Microsoft plans to take a staggered approach to releasing Windows 10. The operating system will launch first on PCs this summer, followed by subsequent releases for Windows Phone, HoloLens, the gargantuan Surface Hub display, and yes, the Xbox One. While Microsoft hasn’t announced firm launch dates for any of the launches—including PC—a tweet by Xbox head Phil Spencer suggests Xbox One owners won’t be basking in universal Windows apps anytime soon.
@dave125norco It will be post-summer.— Phil Spencer (@XboxP3) May 19, 2015
Note that that isn’t the final version of Windows 10 for Xbox One launching this fall, it’s the beta—indicating the full release will be later in the year at the earliest.
But while you won’t be able to enjoy Windows 10 on your Xbox One until sometime in the fall or beyond, PCs should have unprecedented hooks into the Xbox experience when Windows 10 launches this summer.
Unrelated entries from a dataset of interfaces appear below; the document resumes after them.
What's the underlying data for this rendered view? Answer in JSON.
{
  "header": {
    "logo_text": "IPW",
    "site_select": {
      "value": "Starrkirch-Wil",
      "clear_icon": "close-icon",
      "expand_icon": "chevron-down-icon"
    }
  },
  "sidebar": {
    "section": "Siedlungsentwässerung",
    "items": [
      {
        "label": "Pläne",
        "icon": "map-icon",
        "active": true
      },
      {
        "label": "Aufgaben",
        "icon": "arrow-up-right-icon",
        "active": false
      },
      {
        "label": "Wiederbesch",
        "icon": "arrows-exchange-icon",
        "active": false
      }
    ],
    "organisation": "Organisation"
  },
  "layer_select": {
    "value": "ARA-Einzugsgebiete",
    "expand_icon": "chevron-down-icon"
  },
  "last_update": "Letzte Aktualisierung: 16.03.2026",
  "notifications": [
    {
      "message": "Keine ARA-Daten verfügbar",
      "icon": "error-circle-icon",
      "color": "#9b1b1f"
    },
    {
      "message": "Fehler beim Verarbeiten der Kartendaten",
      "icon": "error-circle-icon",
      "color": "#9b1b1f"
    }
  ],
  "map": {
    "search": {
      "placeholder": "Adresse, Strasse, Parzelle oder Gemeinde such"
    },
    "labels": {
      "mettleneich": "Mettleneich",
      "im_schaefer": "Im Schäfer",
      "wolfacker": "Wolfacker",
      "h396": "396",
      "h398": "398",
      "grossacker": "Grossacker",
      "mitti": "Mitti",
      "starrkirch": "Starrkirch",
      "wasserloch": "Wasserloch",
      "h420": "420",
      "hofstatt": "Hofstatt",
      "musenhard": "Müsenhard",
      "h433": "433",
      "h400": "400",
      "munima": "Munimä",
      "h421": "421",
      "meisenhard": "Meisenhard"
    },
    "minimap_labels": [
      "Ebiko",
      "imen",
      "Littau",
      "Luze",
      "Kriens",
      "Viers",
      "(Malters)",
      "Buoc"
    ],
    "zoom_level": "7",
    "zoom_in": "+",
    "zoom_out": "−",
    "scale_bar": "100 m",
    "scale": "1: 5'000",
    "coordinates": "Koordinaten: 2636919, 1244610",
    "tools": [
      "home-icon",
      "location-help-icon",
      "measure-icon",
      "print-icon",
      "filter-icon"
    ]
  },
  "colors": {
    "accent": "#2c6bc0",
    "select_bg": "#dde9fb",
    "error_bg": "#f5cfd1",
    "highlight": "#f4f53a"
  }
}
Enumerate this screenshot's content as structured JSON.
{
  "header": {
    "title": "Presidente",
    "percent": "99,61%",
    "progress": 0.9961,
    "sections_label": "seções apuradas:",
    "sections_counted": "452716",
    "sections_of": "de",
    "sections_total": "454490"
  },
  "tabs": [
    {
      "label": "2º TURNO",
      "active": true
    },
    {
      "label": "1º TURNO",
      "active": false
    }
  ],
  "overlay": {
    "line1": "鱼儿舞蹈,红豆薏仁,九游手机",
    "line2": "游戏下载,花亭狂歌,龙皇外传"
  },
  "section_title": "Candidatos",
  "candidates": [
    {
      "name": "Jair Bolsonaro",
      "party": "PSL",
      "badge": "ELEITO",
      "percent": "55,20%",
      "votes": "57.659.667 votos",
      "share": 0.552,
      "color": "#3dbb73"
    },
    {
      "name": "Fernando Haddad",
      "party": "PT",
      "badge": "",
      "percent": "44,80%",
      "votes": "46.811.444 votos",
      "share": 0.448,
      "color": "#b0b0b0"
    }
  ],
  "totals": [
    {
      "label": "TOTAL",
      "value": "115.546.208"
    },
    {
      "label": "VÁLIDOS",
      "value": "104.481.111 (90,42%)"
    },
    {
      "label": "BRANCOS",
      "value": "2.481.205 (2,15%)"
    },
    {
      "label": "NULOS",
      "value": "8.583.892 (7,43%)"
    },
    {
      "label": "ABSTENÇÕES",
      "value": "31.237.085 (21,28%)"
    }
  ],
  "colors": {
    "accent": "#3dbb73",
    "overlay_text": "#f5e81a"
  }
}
The new operating system includes an Xbox app that ties to your Xbox Live account, bringing your console friends, achievements, and clips to your PC. Xbox One-to-PC streaming is already being demoed, and Microsoft’s working on PC-to-Xbox streaming in the other direction. Meanwhile, the new Xbox One TV tuner released yesterday lets Xbox One users stream live TV to Windows 8 devices using the Smartglass app.
The story behind the story: Microsoft’s never really clarified what to expect when Windows 10 hits the Xbox One, aside from a curated set of Windows apps—so what, exactly, the update will bring is anybody’s guess. One thing’s for certain: Microsoft’s ambition of drawing all its far-flung platforms into a cohesive whole is finally starting to take shape, despite Windows 8’s disastrous reception.